* Element data from apps and pages *
------------------------------------

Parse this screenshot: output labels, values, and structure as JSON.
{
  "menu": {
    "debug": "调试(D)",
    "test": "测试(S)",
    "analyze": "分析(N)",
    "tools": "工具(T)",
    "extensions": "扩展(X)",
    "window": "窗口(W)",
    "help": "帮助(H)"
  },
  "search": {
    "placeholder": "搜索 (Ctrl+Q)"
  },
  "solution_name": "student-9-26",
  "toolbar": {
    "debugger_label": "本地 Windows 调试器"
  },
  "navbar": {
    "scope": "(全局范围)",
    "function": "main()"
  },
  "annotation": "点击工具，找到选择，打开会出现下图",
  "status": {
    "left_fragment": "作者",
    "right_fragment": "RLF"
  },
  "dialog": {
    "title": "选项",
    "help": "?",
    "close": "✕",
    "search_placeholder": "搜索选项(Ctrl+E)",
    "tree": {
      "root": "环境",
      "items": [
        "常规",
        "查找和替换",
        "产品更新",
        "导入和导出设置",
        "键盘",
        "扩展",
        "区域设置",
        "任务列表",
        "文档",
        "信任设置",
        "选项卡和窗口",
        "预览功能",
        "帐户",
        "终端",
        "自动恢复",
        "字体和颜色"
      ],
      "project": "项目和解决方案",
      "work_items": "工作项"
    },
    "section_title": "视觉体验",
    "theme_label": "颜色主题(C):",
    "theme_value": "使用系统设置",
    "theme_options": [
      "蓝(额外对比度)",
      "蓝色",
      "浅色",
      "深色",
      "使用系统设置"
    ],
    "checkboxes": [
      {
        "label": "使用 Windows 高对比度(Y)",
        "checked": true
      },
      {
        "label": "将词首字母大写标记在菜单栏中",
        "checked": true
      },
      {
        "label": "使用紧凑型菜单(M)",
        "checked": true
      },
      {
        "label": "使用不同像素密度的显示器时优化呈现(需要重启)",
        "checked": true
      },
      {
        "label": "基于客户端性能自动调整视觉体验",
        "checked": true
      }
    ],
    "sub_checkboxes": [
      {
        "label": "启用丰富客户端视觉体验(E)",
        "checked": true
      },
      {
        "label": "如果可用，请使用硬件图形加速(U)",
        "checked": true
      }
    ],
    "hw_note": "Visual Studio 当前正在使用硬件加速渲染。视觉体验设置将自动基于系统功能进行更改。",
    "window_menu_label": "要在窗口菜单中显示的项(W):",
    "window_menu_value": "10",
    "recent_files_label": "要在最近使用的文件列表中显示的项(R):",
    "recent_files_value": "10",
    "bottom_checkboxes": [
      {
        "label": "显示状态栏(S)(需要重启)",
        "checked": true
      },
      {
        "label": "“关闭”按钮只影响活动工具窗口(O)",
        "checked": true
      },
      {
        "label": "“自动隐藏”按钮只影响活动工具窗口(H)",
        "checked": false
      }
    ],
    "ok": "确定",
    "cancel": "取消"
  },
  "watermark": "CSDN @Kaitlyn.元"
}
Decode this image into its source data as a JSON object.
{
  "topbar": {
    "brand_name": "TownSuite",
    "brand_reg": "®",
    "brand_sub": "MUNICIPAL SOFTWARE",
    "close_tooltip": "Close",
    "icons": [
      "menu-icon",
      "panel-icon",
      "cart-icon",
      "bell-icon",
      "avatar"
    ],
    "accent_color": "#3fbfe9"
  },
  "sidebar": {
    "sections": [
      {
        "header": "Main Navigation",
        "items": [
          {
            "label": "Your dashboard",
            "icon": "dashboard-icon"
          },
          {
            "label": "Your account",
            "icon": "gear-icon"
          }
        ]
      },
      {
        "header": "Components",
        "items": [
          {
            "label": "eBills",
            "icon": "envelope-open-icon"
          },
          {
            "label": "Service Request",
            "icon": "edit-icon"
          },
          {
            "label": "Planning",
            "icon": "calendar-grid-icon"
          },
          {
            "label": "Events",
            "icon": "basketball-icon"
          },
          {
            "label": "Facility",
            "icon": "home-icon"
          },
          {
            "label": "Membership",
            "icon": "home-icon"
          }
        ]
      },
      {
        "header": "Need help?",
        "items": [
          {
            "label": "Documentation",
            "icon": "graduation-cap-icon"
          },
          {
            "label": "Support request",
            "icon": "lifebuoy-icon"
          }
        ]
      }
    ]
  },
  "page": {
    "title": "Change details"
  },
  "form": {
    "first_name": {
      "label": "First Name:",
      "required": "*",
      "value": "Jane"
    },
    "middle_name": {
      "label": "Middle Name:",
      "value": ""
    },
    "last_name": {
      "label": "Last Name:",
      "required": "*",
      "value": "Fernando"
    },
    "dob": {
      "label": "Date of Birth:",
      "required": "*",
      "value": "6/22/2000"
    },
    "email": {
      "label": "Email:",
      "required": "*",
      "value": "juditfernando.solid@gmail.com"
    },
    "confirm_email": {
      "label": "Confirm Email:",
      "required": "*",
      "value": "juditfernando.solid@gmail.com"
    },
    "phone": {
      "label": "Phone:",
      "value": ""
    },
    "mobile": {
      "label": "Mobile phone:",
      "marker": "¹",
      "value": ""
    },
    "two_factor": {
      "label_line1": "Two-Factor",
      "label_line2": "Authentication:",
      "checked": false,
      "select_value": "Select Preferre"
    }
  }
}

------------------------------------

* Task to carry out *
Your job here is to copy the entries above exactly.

* Result below *
Parse this screenshot: output labels, values, and structure as JSON.
{
  "menu": {
    "debug": "调试(D)",
    "test": "测试(S)",
    "analyze": "分析(N)",
    "tools": "工具(T)",
    "extensions": "扩展(X)",
    "window": "窗口(W)",
    "help": "帮助(H)"
  },
  "search": {
    "placeholder": "搜索 (Ctrl+Q)"
  },
  "solution_name": "student-9-26",
  "toolbar": {
    "debugger_label": "本地 Windows 调试器"
  },
  "navbar": {
    "scope": "(全局范围)",
    "function": "main()"
  },
  "annotation": "点击工具，找到选择，打开会出现下图",
  "status": {
    "left_fragment": "作者",
    "right_fragment": "RLF"
  },
  "dialog": {
    "title": "选项",
    "help": "?",
    "close": "✕",
    "search_placeholder": "搜索选项(Ctrl+E)",
    "tree": {
      "root": "环境",
      "items": [
        "常规",
        "查找和替换",
        "产品更新",
        "导入和导出设置",
        "键盘",
        "扩展",
        "区域设置",
        "任务列表",
        "文档",
        "信任设置",
        "选项卡和窗口",
        "预览功能",
        "帐户",
        "终端",
        "自动恢复",
        "字体和颜色"
      ],
      "project": "项目和解决方案",
      "work_items": "工作项"
    },
    "section_title": "视觉体验",
    "theme_label": "颜色主题(C):",
    "theme_value": "使用系统设置",
    "theme_options": [
      "蓝(额外对比度)",
      "蓝色",
      "浅色",
      "深色",
      "使用系统设置"
    ],
    "checkboxes": [
      {
        "label": "使用 Windows 高对比度(Y)",
        "checked": true
      },
      {
        "label": "将词首字母大写标记在菜单栏中",
        "checked": true
      },
      {
        "label": "使用紧凑型菜单(M)",
        "checked": true
      },
      {
        "label": "使用不同像素密度的显示器时优化呈现(需要重启)",
        "checked": true
      },
      {
        "label": "基于客户端性能自动调整视觉体验",
        "checked": true
      }
    ],
    "sub_checkboxes": [
      {
        "label": "启用丰富客户端视觉体验(E)",
        "checked": true
      },
      {
        "label": "如果可用，请使用硬件图形加速(U)",
        "checked": true
      }
    ],
    "hw_note": "Visual Studio 当前正在使用硬件加速渲染。视觉体验设置将自动基于系统功能进行更改。",
    "window_menu_label": "要在窗口菜单中显示的项(W):",
    "window_menu_value": "10",
    "recent_files_label": "要在最近使用的文件列表中显示的项(R):",
    "recent_files_value": "10",
    "bottom_checkboxes": [
      {
        "label": "显示状态栏(S)(需要重启)",
        "checked": true
      },
      {
        "label": "“关闭”按钮只影响活动工具窗口(O)",
        "checked": true
      },
      {
        "label": "“自动隐藏”按钮只影响活动工具窗口(H)",
        "checked": false
      }
    ],
    "ok": "确定",
    "cancel": "取消"
  },
  "watermark": "CSDN @Kaitlyn.元"
}
Decode this image into its source data as a JSON object.
{
  "topbar": {
    "brand_name": "TownSuite",
    "brand_reg": "®",
    "brand_sub": "MUNICIPAL SOFTWARE",
    "close_tooltip": "Close",
    "icons": [
      "menu-icon",
      "panel-icon",
      "cart-icon",
      "bell-icon",
      "avatar"
    ],
    "accent_color": "#3fbfe9"
  },
  "sidebar": {
    "sections": [
      {
        "header": "Main Navigation",
        "items": [
          {
            "label": "Your dashboard",
            "icon": "dashboard-icon"
          },
          {
            "label": "Your account",
            "icon": "gear-icon"
          }
        ]
      },
      {
        "header": "Components",
        "items": [
          {
            "label": "eBills",
            "icon": "envelope-open-icon"
          },
          {
            "label": "Service Request",
            "icon": "edit-icon"
          },
          {
            "label": "Planning",
            "icon": "calendar-grid-icon"
          },
          {
            "label": "Events",
            "icon": "basketball-icon"
          },
          {
            "label": "Facility",
            "icon": "home-icon"
          },
          {
            "label": "Membership",
            "icon": "home-icon"
          }
        ]
      },
      {
        "header": "Need help?",
        "items": [
          {
            "label": "Documentation",
            "icon": "graduation-cap-icon"
          },
          {
            "label": "Support request",
            "icon": "lifebuoy-icon"
          }
        ]
      }
    ]
  },
  "page": {
    "title": "Change details"
  },
  "form": {
    "first_name": {
      "label": "First Name:",
      "required": "*",
      "value": "Jane"
    },
    "middle_name": {
      "label": "Middle Name:",
      "value": ""
    },
    "last_name": {
      "label": "Last Name:",
      "required": "*",
      "value": "Fernando"
    },
    "dob": {
      "label": "Date of Birth:",
      "required": "*",
      "value": "6/22/2000"
    },
    "email": {
      "label": "Email:",
      "required": "*",
      "value": "juditfernando.solid@gmail.com"
    },
    "confirm_email": {
      "label": "Confirm Email:",
      "required": "*",
      "value": "juditfernando.solid@gmail.com"
    },
    "phone": {
      "label": "Phone:",
      "value": ""
    },
    "mobile": {
      "label": "Mobile phone:",
      "marker": "¹",
      "value": ""
    },
    "two_factor": {
      "label_line1": "Two-Factor",
      "label_line2": "Authentication:",
      "checked": false,
      "select_value": "Select Preferre"
    }
  }
}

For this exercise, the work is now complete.